▶ Work task
In the listing that follows, find the lines with the string "FEBRUARY" and report how many there are, without commentary.

▶ Exercise data
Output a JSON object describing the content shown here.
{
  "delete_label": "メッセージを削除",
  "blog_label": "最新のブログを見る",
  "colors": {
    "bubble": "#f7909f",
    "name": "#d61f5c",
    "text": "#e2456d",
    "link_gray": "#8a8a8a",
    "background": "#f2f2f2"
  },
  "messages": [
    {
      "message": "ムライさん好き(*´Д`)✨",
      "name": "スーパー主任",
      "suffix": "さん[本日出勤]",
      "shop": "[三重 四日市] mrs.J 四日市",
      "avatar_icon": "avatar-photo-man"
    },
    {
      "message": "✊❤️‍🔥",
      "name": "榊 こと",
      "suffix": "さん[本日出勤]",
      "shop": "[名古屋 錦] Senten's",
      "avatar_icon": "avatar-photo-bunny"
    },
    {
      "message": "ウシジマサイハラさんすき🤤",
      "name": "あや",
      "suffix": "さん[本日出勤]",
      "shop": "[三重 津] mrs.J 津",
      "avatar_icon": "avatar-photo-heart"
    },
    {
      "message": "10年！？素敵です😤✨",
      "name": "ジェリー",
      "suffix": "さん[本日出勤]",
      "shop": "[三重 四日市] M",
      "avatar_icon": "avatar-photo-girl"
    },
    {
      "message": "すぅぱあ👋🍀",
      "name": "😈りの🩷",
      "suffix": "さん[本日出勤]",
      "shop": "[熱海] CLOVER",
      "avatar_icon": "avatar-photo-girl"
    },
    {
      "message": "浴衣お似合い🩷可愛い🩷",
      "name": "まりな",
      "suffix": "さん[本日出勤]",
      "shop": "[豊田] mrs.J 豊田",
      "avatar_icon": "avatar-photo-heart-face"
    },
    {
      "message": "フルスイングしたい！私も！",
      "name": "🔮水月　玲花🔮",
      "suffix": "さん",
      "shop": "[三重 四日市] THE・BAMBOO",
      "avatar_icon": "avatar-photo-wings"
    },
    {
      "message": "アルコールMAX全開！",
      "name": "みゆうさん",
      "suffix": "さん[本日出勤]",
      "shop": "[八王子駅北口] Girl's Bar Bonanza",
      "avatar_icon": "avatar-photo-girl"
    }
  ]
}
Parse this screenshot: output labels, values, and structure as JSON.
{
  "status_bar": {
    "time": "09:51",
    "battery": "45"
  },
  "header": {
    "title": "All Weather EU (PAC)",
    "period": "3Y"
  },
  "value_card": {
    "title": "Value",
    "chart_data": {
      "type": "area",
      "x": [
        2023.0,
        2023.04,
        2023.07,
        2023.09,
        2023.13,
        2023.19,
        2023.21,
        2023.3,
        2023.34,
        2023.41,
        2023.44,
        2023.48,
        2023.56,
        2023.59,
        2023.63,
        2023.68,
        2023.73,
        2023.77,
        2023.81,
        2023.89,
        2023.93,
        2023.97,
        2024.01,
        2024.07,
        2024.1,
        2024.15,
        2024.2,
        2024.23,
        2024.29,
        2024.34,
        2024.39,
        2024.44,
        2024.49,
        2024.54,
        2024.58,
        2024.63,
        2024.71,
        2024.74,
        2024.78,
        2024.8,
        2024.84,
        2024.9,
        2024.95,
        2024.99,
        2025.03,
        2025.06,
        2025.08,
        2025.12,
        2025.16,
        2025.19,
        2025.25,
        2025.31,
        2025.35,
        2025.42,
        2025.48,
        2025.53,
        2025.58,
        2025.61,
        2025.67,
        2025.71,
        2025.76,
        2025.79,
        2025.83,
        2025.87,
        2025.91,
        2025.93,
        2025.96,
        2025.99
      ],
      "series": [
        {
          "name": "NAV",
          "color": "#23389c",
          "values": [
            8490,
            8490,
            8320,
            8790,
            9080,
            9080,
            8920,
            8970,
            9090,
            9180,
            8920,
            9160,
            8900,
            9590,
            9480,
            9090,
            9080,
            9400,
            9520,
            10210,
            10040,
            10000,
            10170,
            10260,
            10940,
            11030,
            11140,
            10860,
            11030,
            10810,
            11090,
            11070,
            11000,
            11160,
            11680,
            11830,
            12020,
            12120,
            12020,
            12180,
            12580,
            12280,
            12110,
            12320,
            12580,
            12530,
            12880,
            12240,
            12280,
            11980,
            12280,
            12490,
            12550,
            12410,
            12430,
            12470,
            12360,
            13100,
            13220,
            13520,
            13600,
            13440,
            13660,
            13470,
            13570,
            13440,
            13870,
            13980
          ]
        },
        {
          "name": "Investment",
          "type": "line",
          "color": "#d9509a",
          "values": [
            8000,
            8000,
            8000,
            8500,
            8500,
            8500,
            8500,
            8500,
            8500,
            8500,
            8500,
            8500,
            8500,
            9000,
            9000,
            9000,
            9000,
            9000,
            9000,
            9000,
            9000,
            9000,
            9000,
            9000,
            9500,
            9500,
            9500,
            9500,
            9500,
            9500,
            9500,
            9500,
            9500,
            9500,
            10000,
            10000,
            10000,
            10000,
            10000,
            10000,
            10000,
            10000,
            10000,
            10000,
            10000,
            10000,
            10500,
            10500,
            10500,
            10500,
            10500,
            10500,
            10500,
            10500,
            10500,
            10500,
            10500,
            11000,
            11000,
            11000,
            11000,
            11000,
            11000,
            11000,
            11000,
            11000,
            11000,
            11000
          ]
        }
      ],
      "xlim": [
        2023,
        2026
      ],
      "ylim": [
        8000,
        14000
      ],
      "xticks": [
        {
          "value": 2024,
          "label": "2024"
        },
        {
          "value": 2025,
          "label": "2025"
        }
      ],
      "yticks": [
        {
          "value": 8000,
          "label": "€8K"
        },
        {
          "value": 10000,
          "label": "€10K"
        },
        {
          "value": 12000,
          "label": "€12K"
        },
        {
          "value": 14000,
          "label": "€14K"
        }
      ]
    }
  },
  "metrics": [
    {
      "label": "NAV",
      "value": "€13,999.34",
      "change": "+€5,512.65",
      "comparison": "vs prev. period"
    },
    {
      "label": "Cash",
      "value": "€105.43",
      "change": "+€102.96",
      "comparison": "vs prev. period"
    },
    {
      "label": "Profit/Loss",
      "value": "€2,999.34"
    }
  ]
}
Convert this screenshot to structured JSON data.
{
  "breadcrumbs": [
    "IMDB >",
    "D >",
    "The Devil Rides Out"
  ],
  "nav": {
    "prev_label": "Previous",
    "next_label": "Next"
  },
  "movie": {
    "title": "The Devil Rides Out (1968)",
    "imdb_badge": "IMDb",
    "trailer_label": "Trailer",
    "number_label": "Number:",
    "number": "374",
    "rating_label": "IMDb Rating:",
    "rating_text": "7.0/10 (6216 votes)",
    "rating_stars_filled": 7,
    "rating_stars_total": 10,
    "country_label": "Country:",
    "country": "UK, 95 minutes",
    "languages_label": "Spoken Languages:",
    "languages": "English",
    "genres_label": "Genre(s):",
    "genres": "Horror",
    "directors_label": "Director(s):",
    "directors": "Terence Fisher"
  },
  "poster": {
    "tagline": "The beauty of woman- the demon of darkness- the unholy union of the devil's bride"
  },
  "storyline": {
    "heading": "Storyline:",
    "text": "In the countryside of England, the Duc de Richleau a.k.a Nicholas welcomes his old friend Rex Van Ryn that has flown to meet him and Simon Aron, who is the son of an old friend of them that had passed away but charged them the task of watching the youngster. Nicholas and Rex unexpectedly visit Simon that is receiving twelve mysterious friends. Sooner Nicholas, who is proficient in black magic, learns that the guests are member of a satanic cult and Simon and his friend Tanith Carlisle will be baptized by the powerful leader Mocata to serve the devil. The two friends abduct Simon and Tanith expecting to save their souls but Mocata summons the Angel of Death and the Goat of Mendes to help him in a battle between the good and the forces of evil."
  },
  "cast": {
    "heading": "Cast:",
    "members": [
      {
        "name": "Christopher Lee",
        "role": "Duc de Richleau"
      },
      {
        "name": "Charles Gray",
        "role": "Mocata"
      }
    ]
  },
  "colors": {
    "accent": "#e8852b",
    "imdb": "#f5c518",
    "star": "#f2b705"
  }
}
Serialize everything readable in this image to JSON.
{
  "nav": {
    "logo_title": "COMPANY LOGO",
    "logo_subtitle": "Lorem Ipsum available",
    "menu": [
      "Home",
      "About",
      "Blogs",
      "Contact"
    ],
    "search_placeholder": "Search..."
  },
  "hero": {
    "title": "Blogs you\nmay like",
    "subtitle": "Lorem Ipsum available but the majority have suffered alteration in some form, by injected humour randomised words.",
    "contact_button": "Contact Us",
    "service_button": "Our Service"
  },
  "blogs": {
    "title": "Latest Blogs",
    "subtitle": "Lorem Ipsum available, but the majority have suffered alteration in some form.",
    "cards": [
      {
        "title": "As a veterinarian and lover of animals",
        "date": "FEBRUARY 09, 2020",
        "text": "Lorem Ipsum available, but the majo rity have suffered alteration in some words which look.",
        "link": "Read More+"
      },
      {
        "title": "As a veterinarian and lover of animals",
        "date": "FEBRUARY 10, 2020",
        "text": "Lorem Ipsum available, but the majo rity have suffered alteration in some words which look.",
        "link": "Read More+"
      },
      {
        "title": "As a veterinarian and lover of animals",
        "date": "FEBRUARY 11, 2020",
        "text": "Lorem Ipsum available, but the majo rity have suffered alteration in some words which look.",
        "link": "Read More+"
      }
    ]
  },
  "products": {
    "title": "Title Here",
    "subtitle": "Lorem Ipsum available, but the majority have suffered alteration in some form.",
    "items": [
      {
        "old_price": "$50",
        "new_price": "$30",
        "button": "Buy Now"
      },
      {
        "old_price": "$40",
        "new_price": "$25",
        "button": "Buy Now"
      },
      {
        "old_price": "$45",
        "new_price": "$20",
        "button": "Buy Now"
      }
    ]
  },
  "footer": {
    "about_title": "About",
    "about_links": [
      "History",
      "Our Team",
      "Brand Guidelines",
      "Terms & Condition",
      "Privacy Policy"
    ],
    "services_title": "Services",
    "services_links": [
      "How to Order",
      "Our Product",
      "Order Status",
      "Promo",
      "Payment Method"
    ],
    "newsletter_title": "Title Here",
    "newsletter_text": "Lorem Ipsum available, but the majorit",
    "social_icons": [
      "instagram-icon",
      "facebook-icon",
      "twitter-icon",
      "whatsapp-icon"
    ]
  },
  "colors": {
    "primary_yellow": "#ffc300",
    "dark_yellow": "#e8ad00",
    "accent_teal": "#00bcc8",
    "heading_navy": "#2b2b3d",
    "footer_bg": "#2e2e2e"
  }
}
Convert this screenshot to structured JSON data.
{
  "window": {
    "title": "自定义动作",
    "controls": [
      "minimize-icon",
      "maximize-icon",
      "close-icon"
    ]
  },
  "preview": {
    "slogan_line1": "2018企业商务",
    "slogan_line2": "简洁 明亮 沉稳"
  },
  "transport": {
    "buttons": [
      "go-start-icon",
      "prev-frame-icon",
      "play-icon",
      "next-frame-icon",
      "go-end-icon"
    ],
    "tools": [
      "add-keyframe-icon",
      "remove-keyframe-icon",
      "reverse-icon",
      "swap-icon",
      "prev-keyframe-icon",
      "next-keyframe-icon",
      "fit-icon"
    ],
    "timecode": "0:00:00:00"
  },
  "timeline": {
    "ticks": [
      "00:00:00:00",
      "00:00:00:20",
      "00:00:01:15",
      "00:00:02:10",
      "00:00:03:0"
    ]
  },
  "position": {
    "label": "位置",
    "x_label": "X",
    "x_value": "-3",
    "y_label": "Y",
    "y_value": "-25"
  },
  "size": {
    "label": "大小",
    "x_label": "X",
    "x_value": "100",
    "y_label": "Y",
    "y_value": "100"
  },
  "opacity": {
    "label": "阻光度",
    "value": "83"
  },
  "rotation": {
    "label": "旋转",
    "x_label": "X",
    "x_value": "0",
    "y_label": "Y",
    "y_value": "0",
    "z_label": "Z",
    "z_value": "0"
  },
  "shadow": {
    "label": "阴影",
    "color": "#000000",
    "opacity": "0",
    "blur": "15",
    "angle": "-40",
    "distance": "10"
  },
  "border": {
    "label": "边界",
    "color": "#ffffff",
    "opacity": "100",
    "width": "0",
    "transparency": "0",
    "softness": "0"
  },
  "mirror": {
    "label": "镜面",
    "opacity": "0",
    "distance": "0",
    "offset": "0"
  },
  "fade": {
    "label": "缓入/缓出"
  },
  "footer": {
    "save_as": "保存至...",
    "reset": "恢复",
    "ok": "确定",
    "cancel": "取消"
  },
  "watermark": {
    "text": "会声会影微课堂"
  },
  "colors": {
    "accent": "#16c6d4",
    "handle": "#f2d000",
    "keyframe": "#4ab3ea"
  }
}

▶ Answer for the task
3